“I can barely provide for my family in Turkey,” he said. “I make TL 4,000 [$273] a month, and most of the money goes for basic needs such as rent and bills. I can’t even buy my children chocolate or snacks.”
An 18-year-old man identified as Muhammed said he had been in Turkey for seven years with his mother and six siblings. They earned their living by selling water and napkins on the street.
“We can’t get proper jobs or enroll in school because Turkey has canceled our residence cards. We were deported to Idlib, but there were many Islamic State sympathizers there, and since we’re Kurds we couldn’t stay,” he said.
Muhammed explained that they found a way to return to Turkey but had to live with no official registration in a city or residence permits. He added that they lived in a one-room-apartment but struggled to pay the rent.
“We can’t return to Syria, but we can’t live decently here, either. We hope to return to Syria as soon as it’s safe for us,” he said.
Other Syrians also complained of rising rent and dwindling salaries. Many said social discrimination added to their economic problems. “Turks blame us for the economic crisis and for stealing their jobs,” said a Syrian man named Ferad. “But many Syrians work in jobs other people don’t want to do, anyway.
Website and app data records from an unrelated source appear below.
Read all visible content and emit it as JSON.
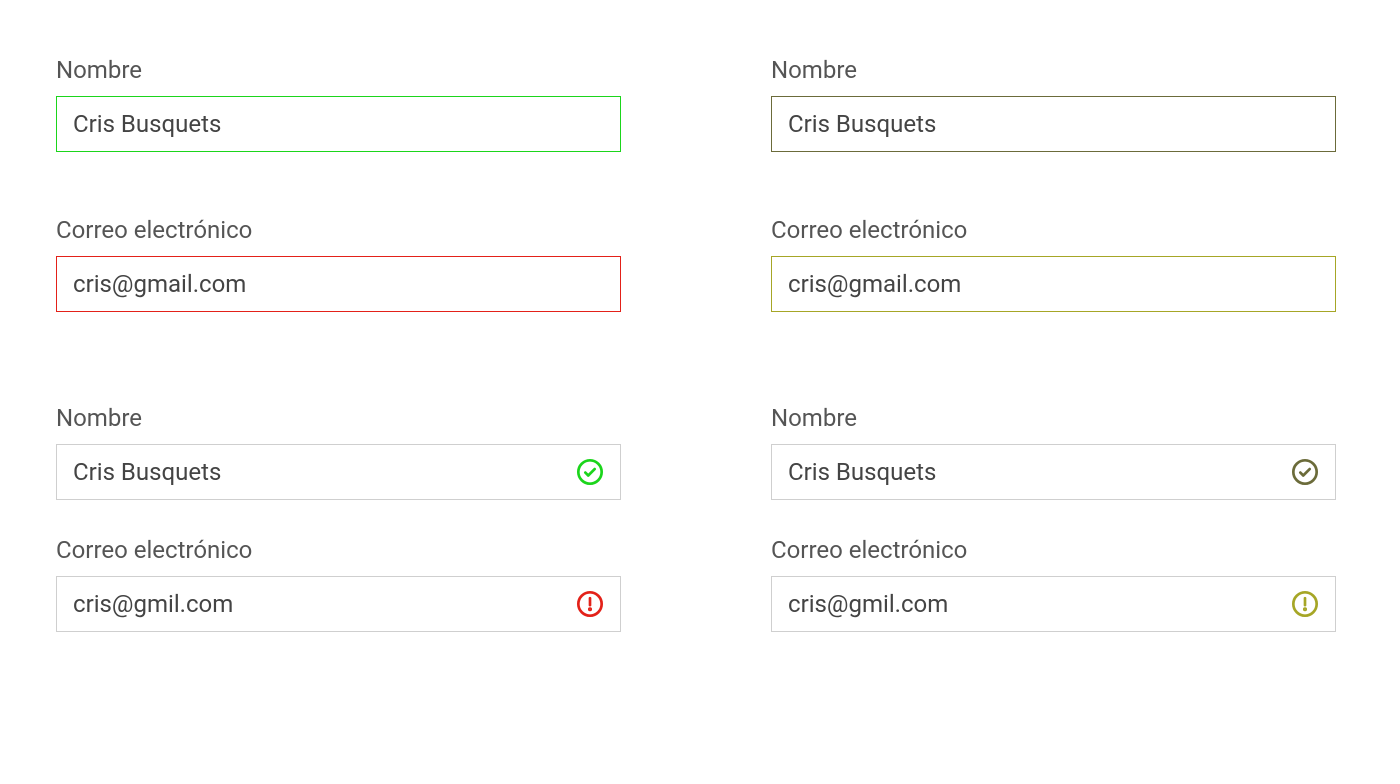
{
  "labels": {
    "name": "Nombre",
    "email": "Correo electrónico"
  },
  "values": {
    "name": "Cris Busquets",
    "email_full": "cris@gmail.com",
    "email_typo": "cris@gmil.com"
  },
  "colors": {
    "green": "#1bd51b",
    "red": "#e32119",
    "olive_dark": "#6b6b3a",
    "olive": "#a6a626",
    "gray": "#cfcfcf"
  }
}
We actually contribute to the economy, but politicians always point at us as the reason for the crisis.”
Turkey is currently in the middle of an economic crisis as consumer prices accelerated to an annual rate of 61.14 percent, up from 54.4 percent in February.
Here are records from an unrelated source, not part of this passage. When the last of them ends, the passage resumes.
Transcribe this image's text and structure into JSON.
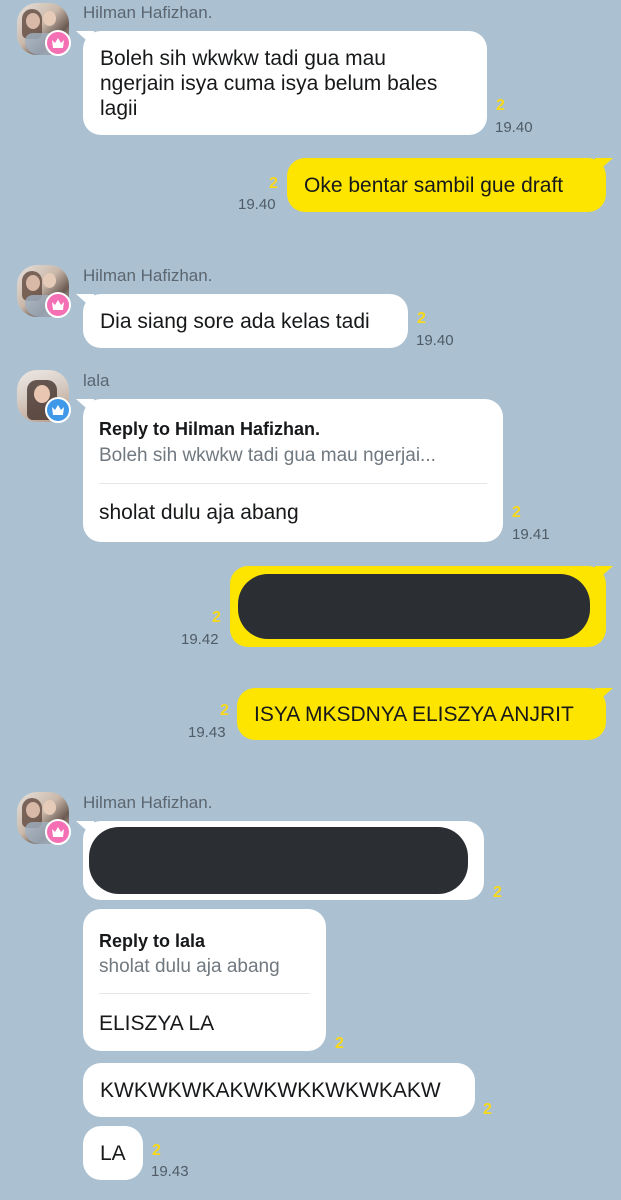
{
  "colors": {
    "background": "#abc1d1",
    "bubble_incoming": "#ffffff",
    "bubble_outgoing": "#fee500",
    "unread_count": "#f7d81a",
    "redaction": "#2b2f33"
  },
  "messages": [
    {
      "sender": "Hilman Hafizhan.",
      "lines": [
        "Boleh sih wkwkw tadi gua mau",
        "ngerjain isya cuma isya belum bales",
        "lagii"
      ],
      "unread": "2",
      "time": "19.40"
    },
    {
      "sender": "me",
      "text": "Oke bentar sambil gue draft",
      "unread": "2",
      "time": "19.40"
    },
    {
      "sender": "Hilman Hafizhan.",
      "text": "Dia siang sore ada kelas tadi",
      "unread": "2",
      "time": "19.40"
    },
    {
      "sender": "lala",
      "reply_title": "Reply to Hilman Hafizhan.",
      "reply_quote": "Boleh sih wkwkw tadi gua mau ngerjai...",
      "text": "sholat dulu aja abang",
      "unread": "2",
      "time": "19.41"
    },
    {
      "sender": "me",
      "redacted": true,
      "unread": "2",
      "time": "19.42"
    },
    {
      "sender": "me",
      "text": "ISYA MKSDNYA ELISZYA ANJRIT",
      "unread": "2",
      "time": "19.43"
    },
    {
      "sender": "Hilman Hafizhan.",
      "redacted": true,
      "unread": "2"
    },
    {
      "sender": "Hilman Hafizhan.",
      "reply_title": "Reply to lala",
      "reply_quote": "sholat dulu aja abang",
      "text": "ELISZYA LA",
      "unread": "2"
    },
    {
      "sender": "Hilman Hafizhan.",
      "text": "KWKWKWKAKWKWKKWKWKAKW",
      "unread": "2"
    },
    {
      "sender": "Hilman Hafizhan.",
      "text": "LA",
      "unread": "2",
      "time": "19.43"
    }
  ]
}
Refugees in Turkey have been increasingly targeted by hate speech and hate crimes and are blamed for many of Turkey’s social and economic ills.
Turkish media including pro-government and opposition outlets fuel and exploit the flames of hatred against Syrians in Turkey.
According to UNHCR Turkey hosts the largest number of refugees worldwide. The country is currently home to some 3.6 million registered Syrian refugees along with close to 320,000 persons of concern from other nationalities.